Task to complete →
Entries follow. Return each line that contains the word "Thermals".

(Collected data entries)

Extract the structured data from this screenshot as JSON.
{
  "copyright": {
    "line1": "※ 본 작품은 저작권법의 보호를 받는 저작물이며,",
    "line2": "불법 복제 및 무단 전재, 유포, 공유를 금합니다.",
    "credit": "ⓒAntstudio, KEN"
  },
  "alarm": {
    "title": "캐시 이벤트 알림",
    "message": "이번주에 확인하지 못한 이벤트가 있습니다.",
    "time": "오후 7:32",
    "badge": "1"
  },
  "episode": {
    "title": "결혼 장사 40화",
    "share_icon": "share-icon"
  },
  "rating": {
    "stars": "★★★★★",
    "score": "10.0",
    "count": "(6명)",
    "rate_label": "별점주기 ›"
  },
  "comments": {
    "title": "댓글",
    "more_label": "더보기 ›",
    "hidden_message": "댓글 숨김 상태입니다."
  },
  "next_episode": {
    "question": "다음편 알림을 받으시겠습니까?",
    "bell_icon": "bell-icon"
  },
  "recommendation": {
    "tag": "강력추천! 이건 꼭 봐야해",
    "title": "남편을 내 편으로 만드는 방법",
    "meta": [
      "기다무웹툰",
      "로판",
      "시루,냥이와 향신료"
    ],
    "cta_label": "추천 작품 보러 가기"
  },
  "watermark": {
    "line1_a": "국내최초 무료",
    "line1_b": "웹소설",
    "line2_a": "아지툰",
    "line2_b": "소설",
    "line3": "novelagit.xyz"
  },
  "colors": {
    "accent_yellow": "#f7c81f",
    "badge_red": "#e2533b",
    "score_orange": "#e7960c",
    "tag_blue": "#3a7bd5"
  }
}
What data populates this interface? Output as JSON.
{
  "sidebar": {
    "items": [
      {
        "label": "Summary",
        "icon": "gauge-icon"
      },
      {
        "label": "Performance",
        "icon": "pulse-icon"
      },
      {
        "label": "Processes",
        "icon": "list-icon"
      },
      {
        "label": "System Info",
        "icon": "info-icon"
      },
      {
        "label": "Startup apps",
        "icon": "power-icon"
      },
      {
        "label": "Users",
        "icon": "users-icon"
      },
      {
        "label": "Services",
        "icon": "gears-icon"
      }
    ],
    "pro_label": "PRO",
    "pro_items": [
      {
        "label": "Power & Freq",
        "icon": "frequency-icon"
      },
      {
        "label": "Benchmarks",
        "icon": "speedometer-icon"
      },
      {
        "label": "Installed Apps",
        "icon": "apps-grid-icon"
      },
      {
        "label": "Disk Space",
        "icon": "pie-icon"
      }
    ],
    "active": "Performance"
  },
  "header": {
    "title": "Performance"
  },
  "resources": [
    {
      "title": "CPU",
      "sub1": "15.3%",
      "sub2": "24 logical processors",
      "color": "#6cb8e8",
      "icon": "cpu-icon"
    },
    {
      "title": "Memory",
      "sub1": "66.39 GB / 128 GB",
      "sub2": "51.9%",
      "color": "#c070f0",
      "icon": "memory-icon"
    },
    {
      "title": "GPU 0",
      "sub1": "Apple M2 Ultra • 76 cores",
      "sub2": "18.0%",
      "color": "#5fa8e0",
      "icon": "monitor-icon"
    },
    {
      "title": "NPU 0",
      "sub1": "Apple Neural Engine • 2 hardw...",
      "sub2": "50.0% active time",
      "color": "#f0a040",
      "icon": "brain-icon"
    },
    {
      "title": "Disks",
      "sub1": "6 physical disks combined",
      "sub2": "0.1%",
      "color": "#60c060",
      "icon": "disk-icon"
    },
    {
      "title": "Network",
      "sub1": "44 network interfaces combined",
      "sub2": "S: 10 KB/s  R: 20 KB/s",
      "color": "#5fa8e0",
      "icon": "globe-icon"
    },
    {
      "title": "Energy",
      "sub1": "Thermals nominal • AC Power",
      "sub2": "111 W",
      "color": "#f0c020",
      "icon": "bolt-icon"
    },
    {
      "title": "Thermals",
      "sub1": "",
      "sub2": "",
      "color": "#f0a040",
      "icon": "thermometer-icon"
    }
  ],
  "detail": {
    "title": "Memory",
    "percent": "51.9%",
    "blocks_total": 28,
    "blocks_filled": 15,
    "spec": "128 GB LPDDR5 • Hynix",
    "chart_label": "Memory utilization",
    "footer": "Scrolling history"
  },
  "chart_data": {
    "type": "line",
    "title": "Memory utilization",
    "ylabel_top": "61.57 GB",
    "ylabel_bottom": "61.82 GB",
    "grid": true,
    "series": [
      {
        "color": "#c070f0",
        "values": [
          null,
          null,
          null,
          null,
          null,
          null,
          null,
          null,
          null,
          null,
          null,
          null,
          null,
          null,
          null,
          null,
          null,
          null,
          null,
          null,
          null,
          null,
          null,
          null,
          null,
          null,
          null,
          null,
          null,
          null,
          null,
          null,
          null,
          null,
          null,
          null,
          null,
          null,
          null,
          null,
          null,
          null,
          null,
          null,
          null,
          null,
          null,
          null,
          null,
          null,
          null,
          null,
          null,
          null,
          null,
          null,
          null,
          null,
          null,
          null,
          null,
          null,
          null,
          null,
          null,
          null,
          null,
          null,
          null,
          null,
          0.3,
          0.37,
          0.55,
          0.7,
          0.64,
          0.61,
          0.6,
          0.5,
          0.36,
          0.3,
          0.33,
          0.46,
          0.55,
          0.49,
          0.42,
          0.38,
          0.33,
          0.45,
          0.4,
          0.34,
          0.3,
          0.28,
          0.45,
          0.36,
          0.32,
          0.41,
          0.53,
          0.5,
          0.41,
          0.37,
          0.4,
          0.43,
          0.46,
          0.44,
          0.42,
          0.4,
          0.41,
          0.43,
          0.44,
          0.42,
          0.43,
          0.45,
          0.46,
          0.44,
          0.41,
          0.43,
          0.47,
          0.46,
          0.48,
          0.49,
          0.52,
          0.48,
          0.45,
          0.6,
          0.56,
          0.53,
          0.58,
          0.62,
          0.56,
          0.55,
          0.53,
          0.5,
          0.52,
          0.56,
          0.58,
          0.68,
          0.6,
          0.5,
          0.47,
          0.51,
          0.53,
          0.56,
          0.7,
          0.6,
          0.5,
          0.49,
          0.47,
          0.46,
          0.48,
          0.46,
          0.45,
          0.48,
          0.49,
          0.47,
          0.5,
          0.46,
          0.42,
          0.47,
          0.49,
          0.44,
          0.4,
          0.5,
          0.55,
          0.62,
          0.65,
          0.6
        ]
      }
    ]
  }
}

Your response →
      "sub1": "Thermals nominal • AC Power",
      "title": "Thermals",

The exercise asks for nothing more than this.